Your objective:
Nothing in the data may change. Copy all of it exactly.

─── Record excerpts

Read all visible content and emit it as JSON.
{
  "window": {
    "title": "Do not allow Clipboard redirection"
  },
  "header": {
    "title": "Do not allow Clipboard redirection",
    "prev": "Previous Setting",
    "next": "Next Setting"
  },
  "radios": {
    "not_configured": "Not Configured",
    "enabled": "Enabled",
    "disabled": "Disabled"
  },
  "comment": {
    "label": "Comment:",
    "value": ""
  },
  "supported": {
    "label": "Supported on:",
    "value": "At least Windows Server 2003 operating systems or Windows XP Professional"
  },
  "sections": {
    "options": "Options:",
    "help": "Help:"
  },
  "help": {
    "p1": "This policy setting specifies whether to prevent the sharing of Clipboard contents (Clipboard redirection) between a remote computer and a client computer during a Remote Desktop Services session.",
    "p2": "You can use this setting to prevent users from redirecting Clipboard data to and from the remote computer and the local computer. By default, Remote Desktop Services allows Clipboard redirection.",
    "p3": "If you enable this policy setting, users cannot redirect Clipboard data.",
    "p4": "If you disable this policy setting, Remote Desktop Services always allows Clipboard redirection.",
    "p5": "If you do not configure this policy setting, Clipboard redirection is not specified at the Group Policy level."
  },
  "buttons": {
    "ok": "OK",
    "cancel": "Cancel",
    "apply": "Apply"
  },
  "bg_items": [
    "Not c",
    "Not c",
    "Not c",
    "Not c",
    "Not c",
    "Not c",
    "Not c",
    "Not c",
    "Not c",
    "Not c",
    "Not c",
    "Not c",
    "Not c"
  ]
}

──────

Reply:
Read all visible content and emit it as JSON.
{
  "window": {
    "title": "Do not allow Clipboard redirection"
  },
  "header": {
    "title": "Do not allow Clipboard redirection",
    "prev": "Previous Setting",
    "next": "Next Setting"
  },
  "radios": {
    "not_configured": "Not Configured",
    "enabled": "Enabled",
    "disabled": "Disabled"
  },
  "comment": {
    "label": "Comment:",
    "value": ""
  },
  "supported": {
    "label": "Supported on:",
    "value": "At least Windows Server 2003 operating systems or Windows XP Professional"
  },
  "sections": {
    "options": "Options:",
    "help": "Help:"
  },
  "help": {
    "p1": "This policy setting specifies whether to prevent the sharing of Clipboard contents (Clipboard redirection) between a remote computer and a client computer during a Remote Desktop Services session.",
    "p2": "You can use this setting to prevent users from redirecting Clipboard data to and from the remote computer and the local computer. By default, Remote Desktop Services allows Clipboard redirection.",
    "p3": "If you enable this policy setting, users cannot redirect Clipboard data.",
    "p4": "If you disable this policy setting, Remote Desktop Services always allows Clipboard redirection.",
    "p5": "If you do not configure this policy setting, Clipboard redirection is not specified at the Group Policy level."
  },
  "buttons": {
    "ok": "OK",
    "cancel": "Cancel",
    "apply": "Apply"
  },
  "bg_items": [
    "Not c",
    "Not c",
    "Not c",
    "Not c",
    "Not c",
    "Not c",
    "Not c",
    "Not c",
    "Not c",
    "Not c",
    "Not c",
    "Not c",
    "Not c"
  ]
}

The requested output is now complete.